Goodreads | Amazon | Barnes & Noble
The back must slave to feed the belly. . . . In this urgent and unique book, chef Michael Gibney uses twenty-four hours to animate the intricate camaraderie and culinary choreography in an upscale New York restaurant kitchen. Here readers will find all the details, in rapid-fire succession, of what it takes to deliver an exceptional plate of food—the journey to excellence by way of exhaustion.
Told in second-person narrative, Sous Chef is an immersive, adrenaline-fueled run that offers a fly-on-the-wall perspective on the food service industry, allowing readers to briefly inhabit the hidden world behind the kitchen doors, in real time. This exhilarating account provides regular diners and food enthusiasts alike a detailed insider’s perspective, while offering fledgling professional cooks an honest picture of what the future holds, ultimately giving voice to the hard work and dedication around which chefs have built their careers.
In a kitchen where the highest standards are upheld and one misstep can result in disaster, Sous Chef conjures a greater appreciation for the thought, care, and focus that go into creating memorable and delicious fare. With grit, wit, and remarkable prose, Michael Gibney renders a beautiful and raw account of this demanding and sometimes overlooked profession, offering a nuanced perspective on the craft and art of food and service.
In my experience, there are three types of food books. The brilliant, the okay, and the horrible. It comes down to the strength and integrity of the narrative voice: how much do they make us believe/invest in them, their stories, and their lives?

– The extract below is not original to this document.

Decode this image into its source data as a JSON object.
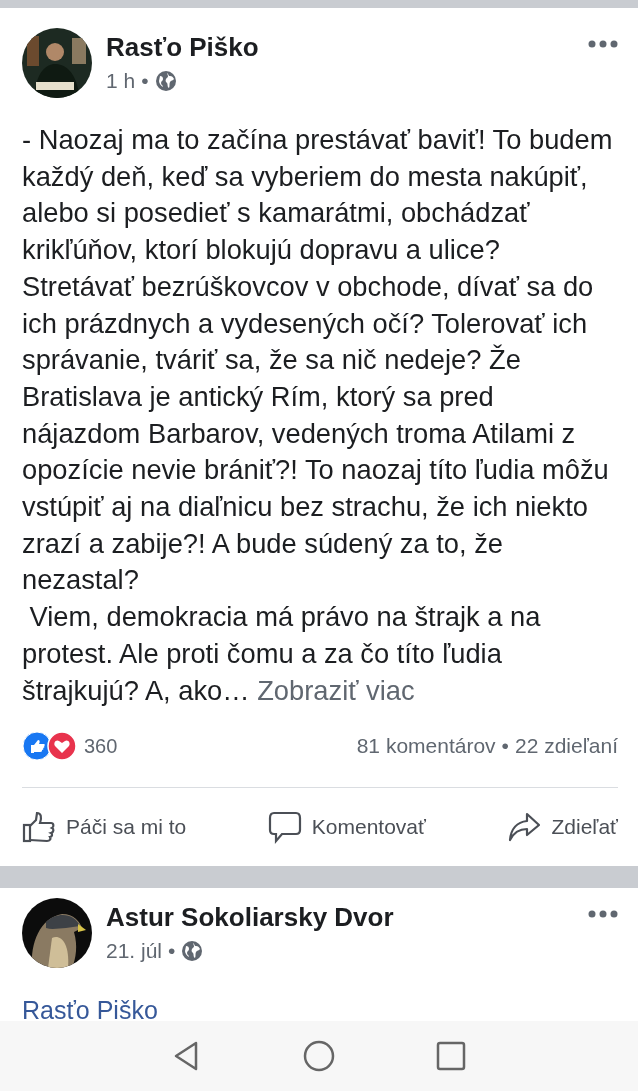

Michael Gibney’s Sous Chef is falls into the second category. The decision to make the entire story in second person is a brave one, and I applaud him trying to bring the reader into the world of the kitchen. It felt too disjointed and odd – I would have been more comfortable with the first person persona, seeing the based-upon-true-events day in the life through his eyes instead of his/my own.
I became really irritated with the narrative about halfway through the book as he’s/I’m organizing the speech for the wait staff’s preservice with the kitchen. Gibney uses the phrase “You need to know” 24 times in two and a half pages (beginning on the bottom of page 67 to the very last sentence of page 69). This repetition drove me insane, draining away from Gibney’s very obvious love of food and the job. It wasn’t engaging; it was tiresome.
The shining light is that love of food. Gibney, your second person narrator, appreciates food in a completely different realm than the majority of us. His narrative as he describes his knifes, their balances, and lull and noise of the kitchen…it’s breathtaking, but overwhelmed by the second person narration.
Sous Chef is okay. It’s a strong book in the love of food, but the narration drops its power quite a bit. But for a quick read, it’ll do.